Only a few companies develop and deploy different direct air capture technologies with a solid commercial view.

Carbon Engineering is the first commercial company to pursue solvent DAC technology. The approach is based on a potassium hydroxide solvent combined with a calcium leach recovery loop. In 2015, Carbon Engineering built the first pilot-scale DAC plant in Canada. Between 2019 and 2021, a demonstration plant in Canada was designed and built.

Carbon Engineering plans to work with Oxy Low Carbon Ventures to finalize design plans for a plant in the Permian Basin. This project would capture and store up to 1 million tons of CO2 annually. In addition, Carbon Engineering is working with Pale Blue Dot in the United Kingdom.

Global Thermostat (GT) is a company based in the United States. Founded in 2010, GT currently has two DAC pilot plants with the potential to capture 3000-4000 tons of CO2 per year. Global Thermostat has partnered with ExxonMobil to develop its technology into a plant capable of capturing one million tons of CO2 annually.

Their process focuses on using process heat to regenerate the sorbent after capture. The capture process is followed by a CO2 capture system for various potential applications: reliable geological sequestration, biofuels, or non-combustible products such as fertilizers or building materials.

Climeworks was founded in Switzerland in 2009 and developed the first working prototype of its DAC technology in 2013. Climeworks’ technology is based on an adsorption/desorption process on alkaline functionalized adsorbents. Depending on environmental conditions, especially relative humidity, the current process can also recover H2O as a by-product from the air. In 2017, the first commercial DAC plant kicked off. Two years later, Climeworks opened its first carbon removal service for individual customers. The Suisse company has publicly set a goal of removing 225 million metric tons of CO2 from the atmosphere by 2025, or about 1% of total global emissions.

The first and largest direct airborne carbon capture and storage facility started operation in 2021. Orca, as it is called, consists of eight collection tanks, each with an annual intake capacity of 500 tons. The Hellisheidi geothermal power plant in Iceland supplies the required heat and electricity.

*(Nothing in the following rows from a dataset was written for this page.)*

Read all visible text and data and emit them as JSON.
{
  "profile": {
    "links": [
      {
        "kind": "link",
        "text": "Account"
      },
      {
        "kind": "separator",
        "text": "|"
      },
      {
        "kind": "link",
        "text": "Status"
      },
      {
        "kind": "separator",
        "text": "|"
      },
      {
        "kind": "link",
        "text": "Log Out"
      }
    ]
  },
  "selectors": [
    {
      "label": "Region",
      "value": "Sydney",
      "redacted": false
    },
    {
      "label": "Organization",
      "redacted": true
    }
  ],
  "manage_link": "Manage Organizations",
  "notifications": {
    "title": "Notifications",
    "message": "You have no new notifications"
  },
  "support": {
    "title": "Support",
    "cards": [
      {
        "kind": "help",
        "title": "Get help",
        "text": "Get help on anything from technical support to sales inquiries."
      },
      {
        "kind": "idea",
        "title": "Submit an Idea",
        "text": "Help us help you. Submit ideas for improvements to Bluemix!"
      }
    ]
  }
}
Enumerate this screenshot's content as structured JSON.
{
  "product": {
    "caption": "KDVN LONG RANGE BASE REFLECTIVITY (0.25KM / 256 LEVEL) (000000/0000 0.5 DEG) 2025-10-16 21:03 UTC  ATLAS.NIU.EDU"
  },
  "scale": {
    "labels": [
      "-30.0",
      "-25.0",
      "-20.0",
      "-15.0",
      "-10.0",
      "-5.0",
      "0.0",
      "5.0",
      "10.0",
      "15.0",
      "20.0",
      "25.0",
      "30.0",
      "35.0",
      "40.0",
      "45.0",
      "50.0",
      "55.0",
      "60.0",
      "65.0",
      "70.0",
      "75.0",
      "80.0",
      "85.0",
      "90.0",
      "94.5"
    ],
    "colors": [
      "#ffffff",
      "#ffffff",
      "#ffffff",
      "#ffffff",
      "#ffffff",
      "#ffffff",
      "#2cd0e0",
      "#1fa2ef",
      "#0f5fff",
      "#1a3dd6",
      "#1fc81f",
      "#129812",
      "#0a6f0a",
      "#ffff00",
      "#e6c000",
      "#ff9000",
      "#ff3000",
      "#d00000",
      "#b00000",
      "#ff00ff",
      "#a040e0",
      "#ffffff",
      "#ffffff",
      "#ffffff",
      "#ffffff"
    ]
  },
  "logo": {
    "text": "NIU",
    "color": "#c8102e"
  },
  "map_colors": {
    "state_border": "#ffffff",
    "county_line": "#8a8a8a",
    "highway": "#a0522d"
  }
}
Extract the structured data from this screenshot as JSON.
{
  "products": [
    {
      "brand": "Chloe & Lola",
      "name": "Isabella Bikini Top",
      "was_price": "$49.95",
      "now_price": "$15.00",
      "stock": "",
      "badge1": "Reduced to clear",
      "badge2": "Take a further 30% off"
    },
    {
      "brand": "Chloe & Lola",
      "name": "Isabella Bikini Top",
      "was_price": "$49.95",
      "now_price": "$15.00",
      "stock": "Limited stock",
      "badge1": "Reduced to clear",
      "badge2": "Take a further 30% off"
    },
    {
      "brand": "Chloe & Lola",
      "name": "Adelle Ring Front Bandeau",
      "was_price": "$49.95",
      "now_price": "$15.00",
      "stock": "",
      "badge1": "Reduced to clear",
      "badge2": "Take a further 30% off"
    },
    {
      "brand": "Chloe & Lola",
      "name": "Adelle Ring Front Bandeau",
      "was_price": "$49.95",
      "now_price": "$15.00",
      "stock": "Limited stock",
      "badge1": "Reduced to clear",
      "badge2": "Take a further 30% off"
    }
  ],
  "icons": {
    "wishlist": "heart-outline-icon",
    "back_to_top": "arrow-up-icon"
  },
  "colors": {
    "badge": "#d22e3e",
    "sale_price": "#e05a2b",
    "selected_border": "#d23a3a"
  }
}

CarbonCapture Inc is an American company that plans to build an air pollution control plant. Project Bison will be the world’s largest carbon dioxide removal facility, aiming to remove 5 million tons of CO2 from the atmosphere annually by 2030, surpassing Iceland’s Orca facility.

Project Bison is being developed in Wyoming, which produces the most significant amount of CO2 nationwide due to the coal-fired power plants’ emissions.

When atmospheric capture begins in late 2023, the CO2 will be injected into wells for permanent storage in deep saline aquifers.

Alice Masili